Original Webinar Date: 06/22/2020
Sometimes a change agent is a team on a mission. Sometimes a change agent is an event or condition. COVID-19 is an event that has caused us to think creatively as agents of change. During this global pandemic, many of us are doing things that we would have thought of as unimaginable before. COVID-19 has added to the way many of us see the world through different lenses. Differences in our worldview perspectives can cause disconnection and lead to a lack of resilience. At the same time, our ability to help each other is the main tool that we have in these difficult times. This recorded session explores stereotypes, biases, and disparities related to COVID-19. Viewers will gain skills to recognize and interrupt bias in a compassionate manner using tools for cross-cultural communication.
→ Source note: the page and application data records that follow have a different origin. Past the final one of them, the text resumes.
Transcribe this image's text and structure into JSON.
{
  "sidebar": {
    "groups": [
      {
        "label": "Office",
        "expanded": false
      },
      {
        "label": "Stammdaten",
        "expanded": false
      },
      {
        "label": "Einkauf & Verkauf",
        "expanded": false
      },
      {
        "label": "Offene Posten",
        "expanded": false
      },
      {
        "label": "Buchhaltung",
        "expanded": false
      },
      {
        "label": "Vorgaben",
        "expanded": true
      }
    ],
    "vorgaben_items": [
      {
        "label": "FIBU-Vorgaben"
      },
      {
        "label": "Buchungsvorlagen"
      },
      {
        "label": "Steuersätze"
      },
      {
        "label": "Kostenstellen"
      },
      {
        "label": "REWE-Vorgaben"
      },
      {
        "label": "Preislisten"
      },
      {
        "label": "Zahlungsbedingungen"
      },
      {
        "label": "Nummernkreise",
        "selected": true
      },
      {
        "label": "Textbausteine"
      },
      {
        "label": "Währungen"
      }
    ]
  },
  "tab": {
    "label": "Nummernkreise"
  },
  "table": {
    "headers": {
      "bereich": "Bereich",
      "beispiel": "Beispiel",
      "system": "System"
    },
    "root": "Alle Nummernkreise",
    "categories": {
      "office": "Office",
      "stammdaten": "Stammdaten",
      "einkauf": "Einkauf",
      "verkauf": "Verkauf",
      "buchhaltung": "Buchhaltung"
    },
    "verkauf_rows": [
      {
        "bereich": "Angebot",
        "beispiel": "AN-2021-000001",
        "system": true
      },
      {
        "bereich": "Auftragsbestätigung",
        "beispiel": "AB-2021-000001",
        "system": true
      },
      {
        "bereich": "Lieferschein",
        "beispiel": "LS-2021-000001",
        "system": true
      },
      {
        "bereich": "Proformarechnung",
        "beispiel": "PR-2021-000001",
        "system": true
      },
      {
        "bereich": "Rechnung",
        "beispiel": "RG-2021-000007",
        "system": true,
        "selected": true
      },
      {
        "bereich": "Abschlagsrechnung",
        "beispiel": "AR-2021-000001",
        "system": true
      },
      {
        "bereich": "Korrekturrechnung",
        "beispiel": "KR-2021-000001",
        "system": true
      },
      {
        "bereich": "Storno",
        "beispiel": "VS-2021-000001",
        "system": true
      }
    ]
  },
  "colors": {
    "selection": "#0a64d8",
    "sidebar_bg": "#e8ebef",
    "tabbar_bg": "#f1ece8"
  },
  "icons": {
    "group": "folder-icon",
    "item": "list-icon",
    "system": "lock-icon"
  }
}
- Describe the Ladder of Cultural Competence;
- Identify how our life experiences influence our perception of self and others; and
- Describe and practice the CLARA Method for cross-cultural communication (Center, Listen, Affirm, Respond, Add)
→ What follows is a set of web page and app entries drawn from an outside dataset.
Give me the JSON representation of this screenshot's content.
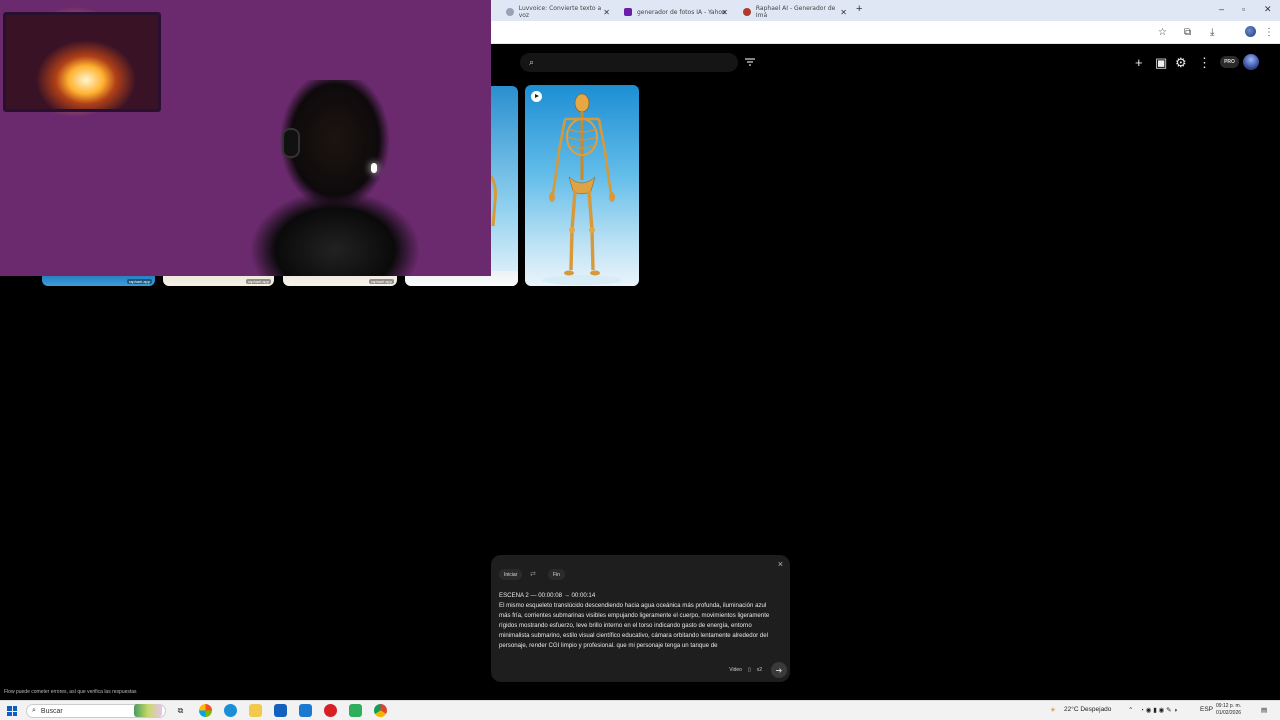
{
  "browser": {
    "tabs": [
      {
        "title": "Luvvoice: Convierte texto a voz",
        "fav_color": "#9aa3b5"
      },
      {
        "title": "generador de fotos IA - Yahoo",
        "fav_color": "#6a1fa8"
      },
      {
        "title": "Raphael AI - Generador de Imá",
        "fav_color": "#b03a2e"
      }
    ],
    "new_tab": "+",
    "window_controls": {
      "minimize": "–",
      "maximize": "▫",
      "close": "✕"
    }
  },
  "app": {
    "search": {
      "placeholder": "",
      "icon": "search-icon"
    },
    "header_icons": [
      "plus-icon",
      "film-icon",
      "gear-icon",
      "more-icon"
    ],
    "pro_badge": "PRO"
  },
  "gallery": {
    "watermark": "raphael.app"
  },
  "prompt_panel": {
    "start_chip": "Iniciar",
    "end_chip": "Fin",
    "close": "×",
    "scene_heading": "ESCENA 2 — 00:00:08 → 00:00:14",
    "prompt_text": "El mismo esqueleto translúcido descendiendo hacia agua oceánica más profunda, iluminación azul más fría, corrientes submarinas visibles empujando ligeramente el cuerpo, movimientos ligeramente rígidos mostrando esfuerzo, leve brillo interno en el torso indicando gasto de energía, entorno minimalista submarino, estilo visual científico educativo, cámara orbitando lentamente alrededor del personaje, render CGI limpio y profesional. que mi personaje tenga un tanque de",
    "mode_label": "Video",
    "count_label": "x2",
    "send_icon": "arrow-right-icon"
  },
  "disclaimer": "Flow puede cometer errores, así que verifica las respuestas",
  "taskbar": {
    "search_label": "Buscar",
    "weather": "22°C  Despejado",
    "language": "ESP",
    "time": "09:12 p. m.",
    "date": "01/02/2026"
  },
  "colors": {
    "accent_blue": "#1d8ed3",
    "panel_bg": "#1e1e1e",
    "taskbar_bg": "#f2f2f2"
  }
}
Joel Jackson serves as a subject matter expert for several programs at the Chicago Center for HIV Elimination. Through Truth, Racial Healing and Transformation of Greater Chicago, Joel serves as a Racial Healing Practitioner. In this role, Joel co-facilitates Racial Healing Circles across Chicagoland, helping to provide space for healing and connection and to reaffirm the humanity in all of us. He is also the UChicago Medicine Assistant Director of Inclusion and Training for the Diversity, Inclusion and Equity Department of the Urban Health Initiative. He coordinates the hospital’s cultural competence training strategy and is the lead facilitator of the UChicago Medicine 18-Hour Cultural Competence Course. Joel is also helping to coordinate the hospital’s Resilience Based Care training strategy, which will include a focus on compassion fatigue resilience and a focus on trauma-informed care. He is the 2020 Staff Diversity Leadership Award recipient for the University of Chicago.